Taran is a lowly assistant pig keeper. Losing his pig Hen Wen who happens to be an oracle sends Taran on an adventure greater than he ever expected. Joined in his journey by an Eilonwy, the strong-willed and sharp-tongued princess; Fflewddur Fflam, a untruthful bard; the ever-loyal Gurgi; and the grumpy Doli, Taran and his companions become involved in an adventure that will shape the fate of Prydain. The Book of Three has been enchanting students and adults for decades now. Whether it be cheering for an assistant pig keeper, discovering the unexpected within the book , or feats of sacrifice The Book of Three certainly sets the tone for the other 4 books in the series.
The Black Cauldron
The story continues when Taran and his companions try to prevent an army of the undead from rising. This book later became Disney's 25th animated feature and something of a cult classic for many of those who remember seeing it as a child.
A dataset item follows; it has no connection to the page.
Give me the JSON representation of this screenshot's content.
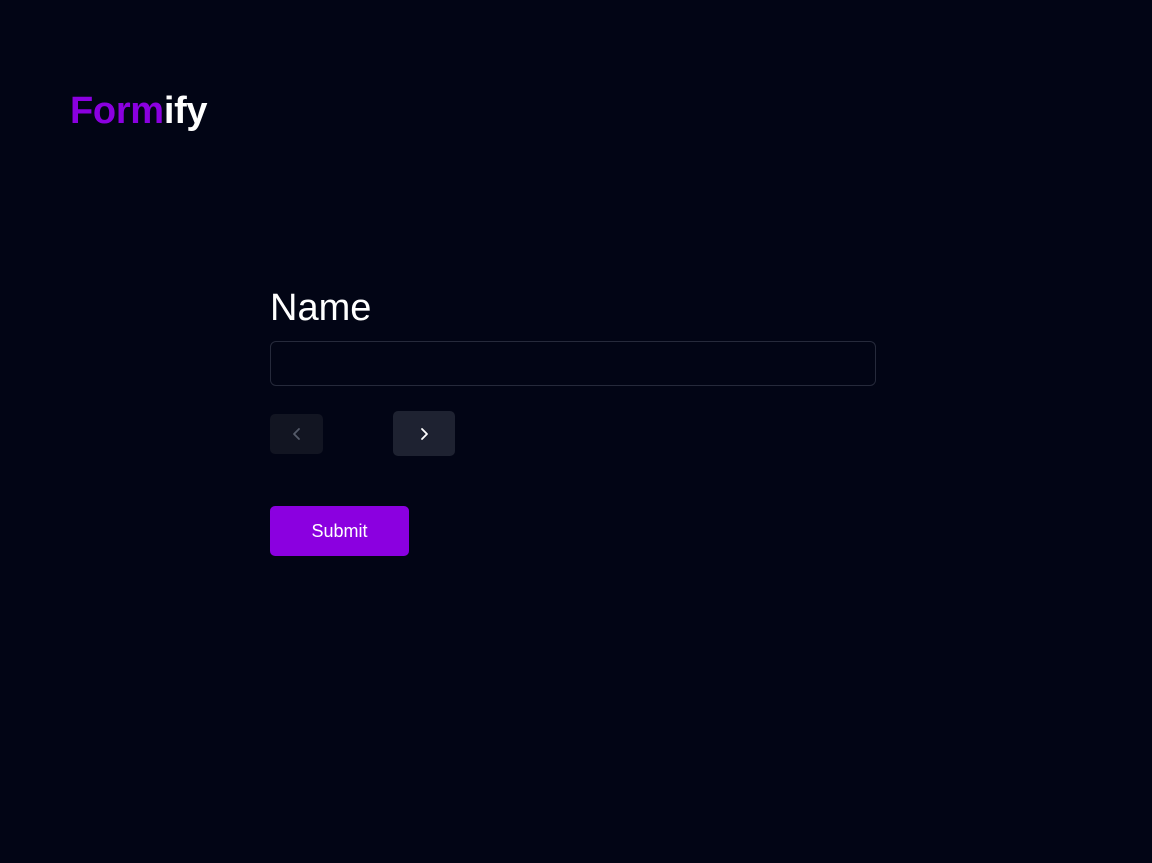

Lessons abound in this story from unexpected heroism, difficult decisions, and sacrifices for the good of the many.
The Castle of Llyr
Elionwy who was found by Taran in The Book of Three is a princess of the house of Llyr (who no longer reign). Dallben the enchanter who has watched over Taran since his infancy has decided that Eilonwy, as a princess, needs direction that he alone cannot provide for her. It is decided that Eilonwy will reside at a royal court on the Isle of Mona, west of Prydain. With Gurgi, Taran escorts her to Mona on a ship captained by Prince Rhun, a cheerful but empty headed young man. Upon discovering his own feelings for Eilonway Taran finds himself jealous of Rhun's noble birth but Rhun's parents charge him with their sons protection further complicating things. This is a great story about being content with who you are in life and that maybe the grass is not always greener on the side.
This book is a departure from the rest of the books in the series. In this fourth installment Taran knows that he wishes to marry Elionwy but she being of nobility and he being an orphan places him at a disadvantage. Taran decides to go on a quest in search of his parentage hoping to find out that he is of noble birth. This book is about uncovering hidden talents, finding our limitations and helping those who come into our lives. It may be easy for many to identify with Taran's quest to find out who he is as it is a journey that all of us have to go through at some point in our lives.
The High King
In the final book of the series the forces of good unite against Arwen their common foe. Much like many literary classics the High King has something for everyone. Sacrifice is also a central theme in High King and many of the sacrifices that key characters make are touching and surprising. People who have read the first four stories will want to find out how the story ends, and the High King could easily spawn conversations about choices, what courage truly is, and how to treat others.
Time Cat was Lloyd Alexander's first real success. In this story the protagonist Jason learns that his cat can travel to 9 different points in history (one for each of his 9 lives). This book could easily be used to teach about different era's of history that Jason and his cat visit. It would be interesting to see how excerpts from the book parallel what those particular times in history were really like.
- Alexander, L. (1964). The Book of Three, New York, NY: Holt, Rinehart, and Winston.
- Alexander, L. (1965). The Black Cauldron, New York, NY: Holt, Rinehart, and Winston.
- Alexander, L. (1966). The Castle of Llyr, New York, NY: Holt, Rinehart, and Winston.
- Alexander, L. (1967). Taran Wanderer, New York, NY: Holt, Rinehart, and Winston.
- Alexander, L. (1968). The High King, New York, NY: Holt, Rinehart, and Winston.
- http://www.scholastic.com/teachers/article/lloyd-alexander-interview-transcript- Retrieved on April 13, 2012
- http://www.nytimes.com/2007/05/19/arts/19alexander.html?_r=1 – Retrieved on April 14, 2012